Required work –
Read the listing below and tally the lines that contain "Logging"; the reply is that tally only.

Available records –
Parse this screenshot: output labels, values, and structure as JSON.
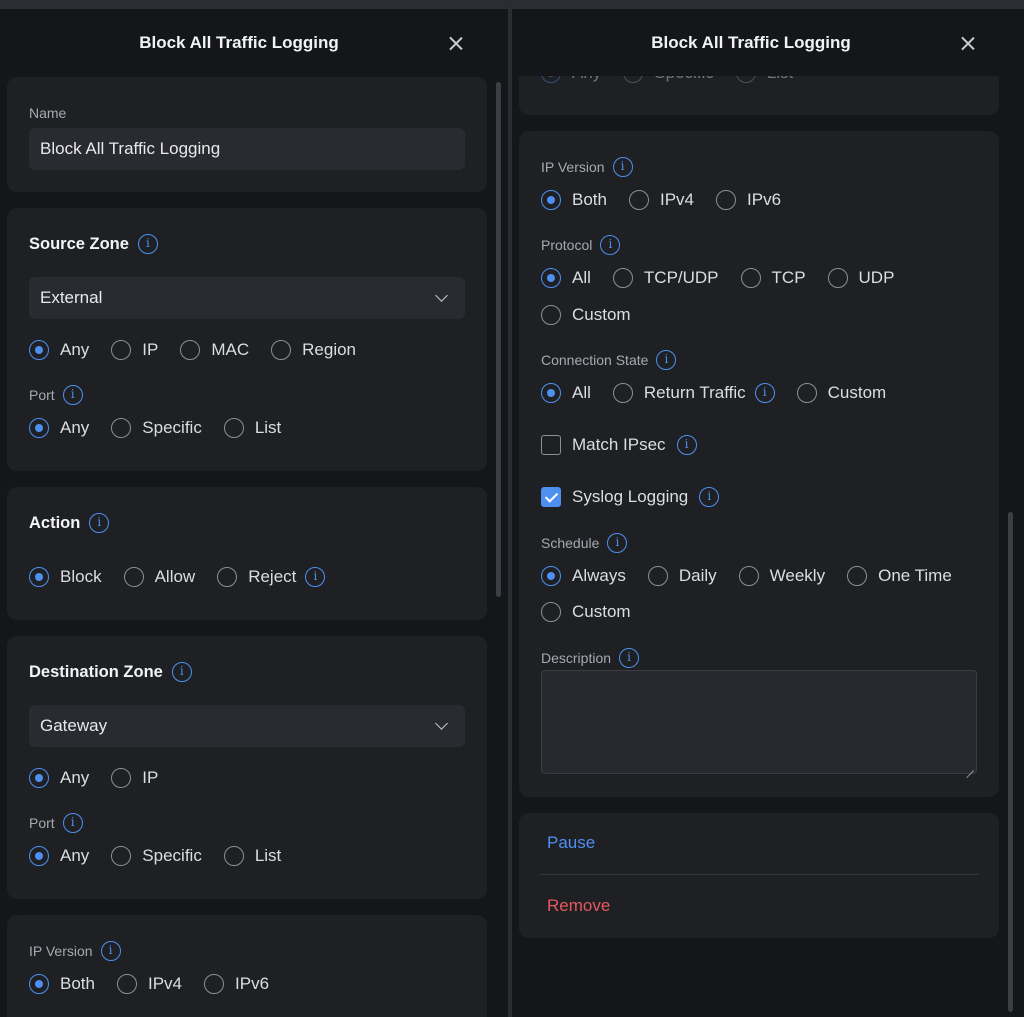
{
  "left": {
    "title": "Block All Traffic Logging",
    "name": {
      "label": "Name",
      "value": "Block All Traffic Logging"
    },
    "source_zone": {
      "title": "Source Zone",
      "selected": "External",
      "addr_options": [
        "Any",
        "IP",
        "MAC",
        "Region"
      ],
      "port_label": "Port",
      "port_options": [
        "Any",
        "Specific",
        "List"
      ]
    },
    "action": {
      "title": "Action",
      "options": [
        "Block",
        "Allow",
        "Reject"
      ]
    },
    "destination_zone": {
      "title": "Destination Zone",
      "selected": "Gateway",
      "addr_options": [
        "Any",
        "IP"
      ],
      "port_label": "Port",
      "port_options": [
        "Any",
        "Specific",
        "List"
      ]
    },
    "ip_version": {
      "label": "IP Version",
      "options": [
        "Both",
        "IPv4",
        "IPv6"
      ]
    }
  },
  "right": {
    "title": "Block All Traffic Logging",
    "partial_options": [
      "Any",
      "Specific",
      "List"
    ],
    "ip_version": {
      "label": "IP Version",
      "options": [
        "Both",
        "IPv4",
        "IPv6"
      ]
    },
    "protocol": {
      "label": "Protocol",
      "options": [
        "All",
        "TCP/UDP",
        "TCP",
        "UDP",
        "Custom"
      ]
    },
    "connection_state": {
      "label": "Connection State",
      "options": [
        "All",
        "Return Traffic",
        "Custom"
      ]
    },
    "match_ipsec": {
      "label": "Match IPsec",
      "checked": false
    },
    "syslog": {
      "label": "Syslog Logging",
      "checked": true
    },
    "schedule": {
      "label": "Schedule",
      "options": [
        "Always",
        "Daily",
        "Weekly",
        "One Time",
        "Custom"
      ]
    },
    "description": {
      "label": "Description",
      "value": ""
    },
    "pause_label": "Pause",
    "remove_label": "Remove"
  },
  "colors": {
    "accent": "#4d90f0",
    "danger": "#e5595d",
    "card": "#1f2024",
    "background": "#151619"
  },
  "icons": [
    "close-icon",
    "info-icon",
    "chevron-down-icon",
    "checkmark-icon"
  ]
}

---

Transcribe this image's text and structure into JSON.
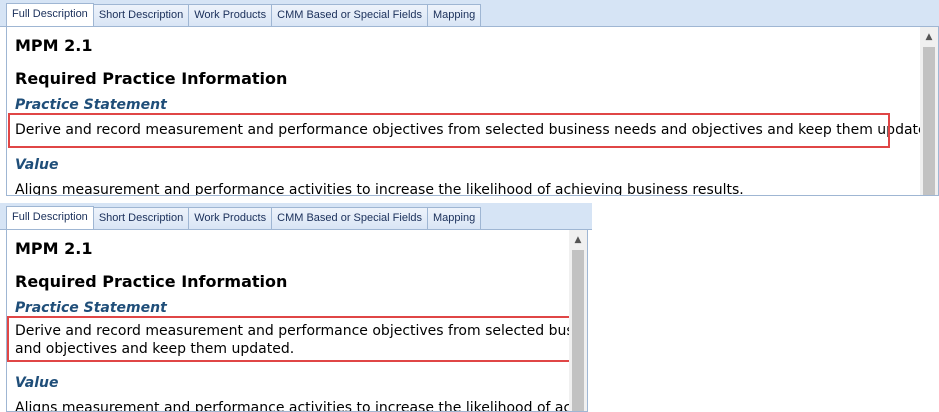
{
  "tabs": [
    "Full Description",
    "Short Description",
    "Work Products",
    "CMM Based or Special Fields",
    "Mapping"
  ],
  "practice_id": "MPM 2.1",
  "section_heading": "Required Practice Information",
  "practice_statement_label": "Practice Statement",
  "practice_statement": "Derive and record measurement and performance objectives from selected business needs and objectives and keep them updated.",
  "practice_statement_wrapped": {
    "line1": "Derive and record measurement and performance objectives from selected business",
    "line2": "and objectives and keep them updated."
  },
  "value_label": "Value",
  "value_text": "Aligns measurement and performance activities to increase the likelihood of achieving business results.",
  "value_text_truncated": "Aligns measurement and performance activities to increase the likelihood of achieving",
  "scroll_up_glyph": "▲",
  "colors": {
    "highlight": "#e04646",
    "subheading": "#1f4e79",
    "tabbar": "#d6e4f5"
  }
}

Answer space –
4